Performers putting on stage makeup in theater dressing rooms.

Jacob Lawrence

American, 1917–2000

Makeup (Dressing Room), 1952

Egg tempera on hardboard

20 x 24 inches

Signed and dated lower right

Between 1951 and 1952, Lawrence experimented with a new body of work, exploring the theme of performance. With Downtown Gallery employee, Charles Alan, Lawrence visited the Apollo Theater on 125th Street, and other nightclubs, theaters, and vaudeville in Harlem for inspiration. Lawrence recalled the importance of the Apollo Theater for the Harlem community, “One of the most vivid forms of recreation that I had, as many in the community had, was visiting the Apollo Theater, and the Apollo became an institution in the community. There were the comedians, there were the chorus girls, and there were the big bands. And I would go once, they would change the show every two weeks I think, and I would go, and you would hear the comedians.” (Jacob Lawrence in a tape-recorded interview with Elizabeth Hutton Turner, Seattle, Washington, October 3, 1992, The Phillips Collection Archives, Washington, DC)

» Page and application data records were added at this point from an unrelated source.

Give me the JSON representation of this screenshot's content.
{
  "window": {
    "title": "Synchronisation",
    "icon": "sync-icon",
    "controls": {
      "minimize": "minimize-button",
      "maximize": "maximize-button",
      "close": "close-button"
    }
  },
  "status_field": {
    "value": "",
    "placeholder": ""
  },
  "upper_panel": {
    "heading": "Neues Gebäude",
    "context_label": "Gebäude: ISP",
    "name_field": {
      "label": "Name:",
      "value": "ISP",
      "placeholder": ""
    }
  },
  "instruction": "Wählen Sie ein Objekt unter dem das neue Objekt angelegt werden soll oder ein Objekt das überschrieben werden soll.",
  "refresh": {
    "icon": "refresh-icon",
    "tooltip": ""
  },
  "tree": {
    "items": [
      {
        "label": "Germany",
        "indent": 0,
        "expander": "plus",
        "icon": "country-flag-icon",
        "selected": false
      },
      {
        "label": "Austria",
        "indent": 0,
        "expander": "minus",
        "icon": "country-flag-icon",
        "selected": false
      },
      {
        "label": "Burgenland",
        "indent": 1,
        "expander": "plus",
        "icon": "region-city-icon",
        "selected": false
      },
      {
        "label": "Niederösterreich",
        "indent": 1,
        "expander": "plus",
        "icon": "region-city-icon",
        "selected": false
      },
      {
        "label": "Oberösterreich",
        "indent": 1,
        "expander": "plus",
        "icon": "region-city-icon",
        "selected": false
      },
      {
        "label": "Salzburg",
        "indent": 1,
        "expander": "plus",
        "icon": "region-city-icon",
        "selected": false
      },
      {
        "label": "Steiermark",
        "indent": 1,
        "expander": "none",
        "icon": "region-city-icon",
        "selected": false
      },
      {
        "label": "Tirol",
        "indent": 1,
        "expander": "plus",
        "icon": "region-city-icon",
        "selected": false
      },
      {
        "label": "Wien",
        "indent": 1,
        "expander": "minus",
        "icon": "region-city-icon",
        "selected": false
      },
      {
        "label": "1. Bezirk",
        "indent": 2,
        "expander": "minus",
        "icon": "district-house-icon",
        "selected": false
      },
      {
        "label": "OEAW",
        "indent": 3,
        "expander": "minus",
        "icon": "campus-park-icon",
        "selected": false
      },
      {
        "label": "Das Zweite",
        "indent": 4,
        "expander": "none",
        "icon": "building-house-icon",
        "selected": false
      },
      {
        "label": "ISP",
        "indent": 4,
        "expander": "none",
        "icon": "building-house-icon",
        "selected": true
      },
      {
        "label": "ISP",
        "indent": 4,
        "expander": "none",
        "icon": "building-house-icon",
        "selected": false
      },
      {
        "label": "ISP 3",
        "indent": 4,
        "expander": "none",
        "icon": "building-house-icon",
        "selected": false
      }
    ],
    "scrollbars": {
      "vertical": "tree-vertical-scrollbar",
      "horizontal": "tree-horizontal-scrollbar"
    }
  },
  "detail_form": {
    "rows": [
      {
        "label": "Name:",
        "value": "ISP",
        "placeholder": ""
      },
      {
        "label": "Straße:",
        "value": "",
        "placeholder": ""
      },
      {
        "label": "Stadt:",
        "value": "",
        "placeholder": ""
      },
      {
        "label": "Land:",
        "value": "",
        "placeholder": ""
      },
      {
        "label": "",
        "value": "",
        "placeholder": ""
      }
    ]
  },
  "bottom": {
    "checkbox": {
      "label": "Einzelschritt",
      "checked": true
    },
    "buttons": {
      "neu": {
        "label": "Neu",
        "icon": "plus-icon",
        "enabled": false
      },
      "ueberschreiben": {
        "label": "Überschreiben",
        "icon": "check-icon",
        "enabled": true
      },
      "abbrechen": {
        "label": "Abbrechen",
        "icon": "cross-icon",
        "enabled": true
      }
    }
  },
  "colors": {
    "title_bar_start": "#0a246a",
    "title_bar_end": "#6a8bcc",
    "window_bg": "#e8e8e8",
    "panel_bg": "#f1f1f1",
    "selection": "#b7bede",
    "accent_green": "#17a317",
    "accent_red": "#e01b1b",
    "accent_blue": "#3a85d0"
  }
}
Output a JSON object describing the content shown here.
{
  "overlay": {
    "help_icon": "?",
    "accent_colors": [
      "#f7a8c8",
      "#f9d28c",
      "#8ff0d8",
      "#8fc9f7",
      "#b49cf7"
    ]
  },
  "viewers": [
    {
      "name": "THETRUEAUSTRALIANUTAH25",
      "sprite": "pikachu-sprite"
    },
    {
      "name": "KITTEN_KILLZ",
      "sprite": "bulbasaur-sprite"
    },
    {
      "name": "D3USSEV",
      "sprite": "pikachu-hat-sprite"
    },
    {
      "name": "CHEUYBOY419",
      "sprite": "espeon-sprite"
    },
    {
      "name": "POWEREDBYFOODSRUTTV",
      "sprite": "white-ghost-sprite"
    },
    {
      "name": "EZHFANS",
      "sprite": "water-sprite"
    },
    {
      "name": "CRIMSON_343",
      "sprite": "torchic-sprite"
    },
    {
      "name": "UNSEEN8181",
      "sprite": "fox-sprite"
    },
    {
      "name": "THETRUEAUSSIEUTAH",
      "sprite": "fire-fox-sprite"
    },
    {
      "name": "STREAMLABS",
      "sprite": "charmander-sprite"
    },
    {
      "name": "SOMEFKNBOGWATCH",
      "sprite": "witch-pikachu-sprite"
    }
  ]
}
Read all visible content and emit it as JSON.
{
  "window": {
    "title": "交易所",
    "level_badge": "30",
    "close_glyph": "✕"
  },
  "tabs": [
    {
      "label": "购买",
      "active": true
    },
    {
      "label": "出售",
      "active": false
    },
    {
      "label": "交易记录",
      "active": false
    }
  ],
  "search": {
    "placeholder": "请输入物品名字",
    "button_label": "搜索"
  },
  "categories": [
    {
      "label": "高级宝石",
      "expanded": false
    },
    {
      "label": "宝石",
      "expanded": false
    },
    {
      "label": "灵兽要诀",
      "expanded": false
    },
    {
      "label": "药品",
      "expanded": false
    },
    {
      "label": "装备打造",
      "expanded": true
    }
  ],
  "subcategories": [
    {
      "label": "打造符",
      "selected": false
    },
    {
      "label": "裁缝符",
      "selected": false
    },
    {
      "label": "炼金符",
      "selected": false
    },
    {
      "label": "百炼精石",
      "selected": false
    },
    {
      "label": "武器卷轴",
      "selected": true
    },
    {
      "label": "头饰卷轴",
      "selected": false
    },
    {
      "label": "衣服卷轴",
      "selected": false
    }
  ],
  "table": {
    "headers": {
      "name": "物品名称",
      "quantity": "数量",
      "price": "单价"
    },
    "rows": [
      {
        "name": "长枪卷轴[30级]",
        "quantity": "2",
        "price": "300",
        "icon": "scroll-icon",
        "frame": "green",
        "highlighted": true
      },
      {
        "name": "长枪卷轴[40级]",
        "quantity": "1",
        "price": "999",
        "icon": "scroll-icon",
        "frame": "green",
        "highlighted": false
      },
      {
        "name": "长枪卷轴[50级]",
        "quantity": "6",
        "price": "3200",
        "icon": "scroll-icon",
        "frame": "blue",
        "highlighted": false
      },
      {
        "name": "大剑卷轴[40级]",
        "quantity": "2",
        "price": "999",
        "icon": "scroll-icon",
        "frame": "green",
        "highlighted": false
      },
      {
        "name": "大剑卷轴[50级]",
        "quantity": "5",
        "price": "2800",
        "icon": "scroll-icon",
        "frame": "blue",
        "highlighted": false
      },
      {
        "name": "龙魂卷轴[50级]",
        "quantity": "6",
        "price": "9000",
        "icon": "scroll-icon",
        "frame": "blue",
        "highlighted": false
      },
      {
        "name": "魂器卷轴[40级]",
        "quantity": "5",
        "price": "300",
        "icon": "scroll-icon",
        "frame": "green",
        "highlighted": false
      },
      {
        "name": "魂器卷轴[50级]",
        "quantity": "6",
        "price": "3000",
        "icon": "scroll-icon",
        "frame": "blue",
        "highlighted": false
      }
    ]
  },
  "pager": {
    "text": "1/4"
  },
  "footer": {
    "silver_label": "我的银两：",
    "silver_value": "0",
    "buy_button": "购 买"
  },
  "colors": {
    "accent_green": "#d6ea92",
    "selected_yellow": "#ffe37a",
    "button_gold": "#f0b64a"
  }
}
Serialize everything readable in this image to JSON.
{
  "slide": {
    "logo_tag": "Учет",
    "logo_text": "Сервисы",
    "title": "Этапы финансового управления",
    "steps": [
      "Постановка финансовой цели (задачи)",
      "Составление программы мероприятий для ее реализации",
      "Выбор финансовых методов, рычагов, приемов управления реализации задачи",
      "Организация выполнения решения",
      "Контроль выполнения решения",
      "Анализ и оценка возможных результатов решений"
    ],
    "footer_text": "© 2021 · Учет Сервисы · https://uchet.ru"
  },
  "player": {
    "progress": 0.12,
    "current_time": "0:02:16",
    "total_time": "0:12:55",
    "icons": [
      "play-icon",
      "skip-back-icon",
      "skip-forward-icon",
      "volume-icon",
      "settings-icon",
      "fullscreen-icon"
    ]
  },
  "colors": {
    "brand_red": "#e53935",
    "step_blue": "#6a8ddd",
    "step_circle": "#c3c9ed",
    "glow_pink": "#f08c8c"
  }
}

Lawrence painted a twelve-work series based on these visits and exhibited the works in his final solo show at The Downtown Gallery in 1953 titled, Performance: A New Series of Paintings in Tempera by Jacob Lawrence. The Performance paintings were Lawrence’s sixth series exhibited at The Downtown Gallery since his debut there in 1941, and the exhibition earned the artist both critical and commercial success. Unlike the previous series, however, the twelve Performance works were not linked through a narrative reading. Instead, they were powerfully connected through their shared themes of illusion, role playing, identity, and games. The works range in subjects found in the entertainment industry from a children’s Christmas pageant, a Broadway nightclub, and a pair of vaudeville performers.

The present work, Makeup, depicts a private moment of downtime for a group of actors or musicians in a backstage dressing room either in preparation for a show, or immediately following a performance. In the foreground, a blue-haired woman draped in a blue robe is engaged in a game of cards with the man opposite her. Card playing and games were frequent subjects for Lawrence from the late 1940s to the 1960s. Beyond the central scene, four figures in the background gaze into a row of dressing mirrors decorated with envelopes and letters. The reflections reveal the tuxedo-clad figures wearing masks resembling the highly stylized Mbunda masks, worn by the Mbunda people of Africa (present-day Southeast Angola). African masks were firmly rooted in the visual culture of Harlem beginning in the 1920s and 1930s. Lawrence himself was drawn to African masks early in his career while studying with Charles Alston at Utopia House, and he later constructed three-dimensional papier-máché forms at the Harlem Art Workshop. Lawrence would explore the depiction of masks throughout the course of his career.

The masks in Makeup display characteristic round forms with articulated facial details, and each capture a complex range of emotions from melancholy, sorrow, apathy, and angst. Lawrence painted the scene with a prism of expressive colors and dynamic, geometric shapes to evoke the wood grain of the dressing mirrors and the kaleidoscopic folds in the actor’s robes. Makeup, and other works from this period are among his most abstract, during a time when many artists shifted towards abstraction during the post war era.

Performers putting on stage makeup in theater dressing rooms.